However, there was no sign of the missing UH-1Y Huey which was carrying six Marines and two Nepalese service members.
Hours earlier, a powerful aftershock rocked Nepal and killed dozens more people.
At around 9:45 a.m. local time on Wednesday (midnight ET), two Marine MV-22B Osprey tiltrotor aircraft were launched from Kathmandu in search of the missing Huey, according to a statement from Joint Task Force 505 that is assisting with the Nepal relief effort.
These followed two UH-1Y Hueys that were launched around three hours earlier, the statement said. The two pairs of aircraft were with the Marine Medium Tiltrotor Squadron 262 and the Marine Light Attack Helicopter Squadron 469 respectively.
Army Col. Steve Warren, a spokesman for the Pentagon, said late Tuesday that the U.S. was hopeful the missing helicopter landed and merely was out of communication range. A military official told NBC News there is "no indication that there was a crash" but that the conclusion couldn't immediately be confirmed.
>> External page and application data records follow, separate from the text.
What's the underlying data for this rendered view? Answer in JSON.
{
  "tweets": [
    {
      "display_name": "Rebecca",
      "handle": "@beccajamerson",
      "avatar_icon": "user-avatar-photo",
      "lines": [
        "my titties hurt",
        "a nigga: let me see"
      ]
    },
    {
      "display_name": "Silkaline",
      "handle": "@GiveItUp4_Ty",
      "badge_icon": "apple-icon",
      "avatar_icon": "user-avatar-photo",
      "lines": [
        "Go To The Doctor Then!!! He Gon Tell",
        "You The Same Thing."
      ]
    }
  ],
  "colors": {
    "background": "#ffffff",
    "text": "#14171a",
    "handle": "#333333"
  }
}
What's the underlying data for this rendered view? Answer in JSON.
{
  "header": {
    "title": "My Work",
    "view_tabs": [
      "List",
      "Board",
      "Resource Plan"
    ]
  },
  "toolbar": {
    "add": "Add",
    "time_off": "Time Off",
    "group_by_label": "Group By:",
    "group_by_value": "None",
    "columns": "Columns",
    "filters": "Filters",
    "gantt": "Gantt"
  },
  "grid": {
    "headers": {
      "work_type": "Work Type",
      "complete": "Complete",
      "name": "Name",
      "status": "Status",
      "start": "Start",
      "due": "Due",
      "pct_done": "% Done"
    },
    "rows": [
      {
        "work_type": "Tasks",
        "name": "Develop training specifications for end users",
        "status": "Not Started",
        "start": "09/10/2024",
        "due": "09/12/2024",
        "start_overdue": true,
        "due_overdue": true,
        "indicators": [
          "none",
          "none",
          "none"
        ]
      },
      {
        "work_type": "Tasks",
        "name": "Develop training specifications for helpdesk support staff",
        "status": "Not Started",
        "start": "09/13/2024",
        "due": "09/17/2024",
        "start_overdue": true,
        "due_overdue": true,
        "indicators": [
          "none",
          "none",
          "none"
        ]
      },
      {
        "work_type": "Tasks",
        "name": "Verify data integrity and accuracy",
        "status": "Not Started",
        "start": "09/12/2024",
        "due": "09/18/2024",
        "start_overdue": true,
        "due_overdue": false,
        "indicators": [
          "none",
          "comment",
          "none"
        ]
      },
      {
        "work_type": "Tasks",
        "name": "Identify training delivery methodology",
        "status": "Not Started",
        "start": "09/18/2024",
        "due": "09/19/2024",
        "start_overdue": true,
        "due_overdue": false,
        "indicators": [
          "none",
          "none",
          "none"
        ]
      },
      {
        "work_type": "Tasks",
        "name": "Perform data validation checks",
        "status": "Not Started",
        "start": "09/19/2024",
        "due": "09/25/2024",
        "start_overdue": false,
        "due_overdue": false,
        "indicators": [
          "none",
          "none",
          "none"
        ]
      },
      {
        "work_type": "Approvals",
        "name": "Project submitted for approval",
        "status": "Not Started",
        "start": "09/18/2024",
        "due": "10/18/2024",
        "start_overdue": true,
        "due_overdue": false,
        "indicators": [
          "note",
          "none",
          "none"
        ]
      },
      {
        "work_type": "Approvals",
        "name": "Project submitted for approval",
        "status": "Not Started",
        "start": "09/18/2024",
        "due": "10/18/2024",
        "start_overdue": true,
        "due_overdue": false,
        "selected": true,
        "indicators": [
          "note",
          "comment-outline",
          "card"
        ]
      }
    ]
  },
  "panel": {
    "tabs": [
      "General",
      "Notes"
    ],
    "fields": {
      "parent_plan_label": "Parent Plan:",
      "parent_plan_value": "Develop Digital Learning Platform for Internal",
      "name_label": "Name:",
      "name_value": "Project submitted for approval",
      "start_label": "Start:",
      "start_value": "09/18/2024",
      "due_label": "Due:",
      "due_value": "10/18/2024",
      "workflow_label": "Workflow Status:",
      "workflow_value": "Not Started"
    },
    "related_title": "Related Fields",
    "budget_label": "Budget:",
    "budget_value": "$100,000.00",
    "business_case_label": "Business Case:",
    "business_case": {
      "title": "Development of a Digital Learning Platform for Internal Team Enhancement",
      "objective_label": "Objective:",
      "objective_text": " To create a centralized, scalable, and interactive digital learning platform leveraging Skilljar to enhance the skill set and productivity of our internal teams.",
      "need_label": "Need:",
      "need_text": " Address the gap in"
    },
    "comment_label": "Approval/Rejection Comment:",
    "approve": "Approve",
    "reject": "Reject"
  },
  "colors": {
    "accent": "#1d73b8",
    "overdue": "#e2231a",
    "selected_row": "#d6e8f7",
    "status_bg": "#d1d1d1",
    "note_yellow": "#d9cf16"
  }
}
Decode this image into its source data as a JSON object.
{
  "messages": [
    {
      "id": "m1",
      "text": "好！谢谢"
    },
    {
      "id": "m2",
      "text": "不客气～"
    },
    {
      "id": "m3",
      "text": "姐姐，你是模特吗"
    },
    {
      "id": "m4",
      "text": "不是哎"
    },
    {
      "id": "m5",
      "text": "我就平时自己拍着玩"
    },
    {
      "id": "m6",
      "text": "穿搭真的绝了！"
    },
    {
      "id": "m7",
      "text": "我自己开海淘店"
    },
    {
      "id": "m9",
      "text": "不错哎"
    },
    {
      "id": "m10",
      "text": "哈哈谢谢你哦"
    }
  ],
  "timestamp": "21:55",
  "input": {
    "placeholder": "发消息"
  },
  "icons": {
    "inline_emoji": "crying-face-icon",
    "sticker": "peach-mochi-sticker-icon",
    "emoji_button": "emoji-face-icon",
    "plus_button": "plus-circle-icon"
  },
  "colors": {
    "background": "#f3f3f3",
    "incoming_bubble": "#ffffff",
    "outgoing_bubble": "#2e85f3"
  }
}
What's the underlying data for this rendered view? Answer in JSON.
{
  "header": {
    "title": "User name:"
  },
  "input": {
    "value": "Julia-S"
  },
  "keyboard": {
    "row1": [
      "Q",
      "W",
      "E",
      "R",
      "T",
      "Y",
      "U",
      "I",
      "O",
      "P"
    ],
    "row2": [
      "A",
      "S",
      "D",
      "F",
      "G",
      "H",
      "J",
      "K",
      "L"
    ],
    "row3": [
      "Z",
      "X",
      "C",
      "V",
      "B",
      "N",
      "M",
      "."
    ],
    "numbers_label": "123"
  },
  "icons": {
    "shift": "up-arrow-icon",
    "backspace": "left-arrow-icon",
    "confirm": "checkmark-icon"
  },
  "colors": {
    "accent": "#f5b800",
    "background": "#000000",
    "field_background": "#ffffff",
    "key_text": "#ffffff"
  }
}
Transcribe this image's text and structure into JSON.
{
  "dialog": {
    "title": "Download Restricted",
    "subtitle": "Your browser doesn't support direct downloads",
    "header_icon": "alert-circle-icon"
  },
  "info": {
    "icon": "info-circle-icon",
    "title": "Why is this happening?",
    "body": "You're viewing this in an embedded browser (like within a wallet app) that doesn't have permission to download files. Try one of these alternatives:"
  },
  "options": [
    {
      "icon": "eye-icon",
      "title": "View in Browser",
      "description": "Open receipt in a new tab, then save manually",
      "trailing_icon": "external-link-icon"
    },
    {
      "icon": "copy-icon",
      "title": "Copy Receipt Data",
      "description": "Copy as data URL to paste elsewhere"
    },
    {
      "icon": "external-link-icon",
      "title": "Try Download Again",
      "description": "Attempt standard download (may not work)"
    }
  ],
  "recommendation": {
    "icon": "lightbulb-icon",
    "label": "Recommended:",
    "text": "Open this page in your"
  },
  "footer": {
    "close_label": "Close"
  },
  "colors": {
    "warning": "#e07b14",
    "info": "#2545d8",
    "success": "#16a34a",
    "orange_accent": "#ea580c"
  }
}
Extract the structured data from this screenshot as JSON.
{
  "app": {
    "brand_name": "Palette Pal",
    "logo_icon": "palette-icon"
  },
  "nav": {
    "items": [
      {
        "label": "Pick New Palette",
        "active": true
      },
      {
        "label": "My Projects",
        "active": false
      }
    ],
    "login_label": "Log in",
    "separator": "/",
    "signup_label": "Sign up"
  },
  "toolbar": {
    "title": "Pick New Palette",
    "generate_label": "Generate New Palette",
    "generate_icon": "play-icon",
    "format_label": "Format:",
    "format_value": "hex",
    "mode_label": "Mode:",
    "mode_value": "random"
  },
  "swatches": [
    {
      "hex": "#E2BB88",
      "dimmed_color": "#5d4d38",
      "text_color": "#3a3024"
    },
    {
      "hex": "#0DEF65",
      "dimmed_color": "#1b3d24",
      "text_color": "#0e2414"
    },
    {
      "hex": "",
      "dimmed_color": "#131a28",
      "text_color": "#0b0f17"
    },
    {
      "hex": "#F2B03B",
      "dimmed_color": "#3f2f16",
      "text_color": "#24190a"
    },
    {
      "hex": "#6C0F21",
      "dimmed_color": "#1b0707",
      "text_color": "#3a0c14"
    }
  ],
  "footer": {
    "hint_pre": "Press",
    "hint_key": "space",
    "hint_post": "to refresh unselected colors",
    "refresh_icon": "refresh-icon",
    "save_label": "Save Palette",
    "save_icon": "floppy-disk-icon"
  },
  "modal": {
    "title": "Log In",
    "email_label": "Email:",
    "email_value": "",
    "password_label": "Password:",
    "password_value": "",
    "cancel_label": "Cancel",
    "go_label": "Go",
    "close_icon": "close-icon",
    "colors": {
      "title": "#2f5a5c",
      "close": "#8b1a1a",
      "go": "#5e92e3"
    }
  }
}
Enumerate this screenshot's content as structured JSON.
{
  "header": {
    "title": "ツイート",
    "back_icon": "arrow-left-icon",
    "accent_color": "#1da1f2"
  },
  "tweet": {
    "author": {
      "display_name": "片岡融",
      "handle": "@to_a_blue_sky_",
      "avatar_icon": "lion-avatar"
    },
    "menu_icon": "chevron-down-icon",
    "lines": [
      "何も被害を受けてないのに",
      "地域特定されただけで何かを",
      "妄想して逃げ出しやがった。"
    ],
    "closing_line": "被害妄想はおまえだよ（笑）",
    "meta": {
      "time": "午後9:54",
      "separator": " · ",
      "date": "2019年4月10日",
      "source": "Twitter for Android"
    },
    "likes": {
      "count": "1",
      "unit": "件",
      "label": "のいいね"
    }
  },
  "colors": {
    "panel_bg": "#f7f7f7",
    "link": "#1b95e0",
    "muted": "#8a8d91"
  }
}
The Marines on board were equipped with a GPS device, a radio and an emergency beacon but that the helicopter was flying over difficult terrain, which might render the equipment ineffective, a U.S. defense official told NBC News on Tuesday.
The helicopter had been delivering aid in the Dolakha district, one of the hardest hit by the April 25 quake, and stopped responding near the village of Charikot. The DoD said the aircraft did not issue a distress call.
Major Rajan Dahal, second-in-command of Nepal’s Barda Bahadur Battalion, told Reuters that more than 400 ground troops were also involved in the search.
However, one Nepal Home Ministry official told the news agency that she feared the search was diverting resources from relief and rescue work.
"The work of sending relief and rescuing the injured people to hospitals has been delayed due to this," Laxmi Prasad Dhal told Reuters.
NBC News' Alexander Smith and Reuters contributed to this report.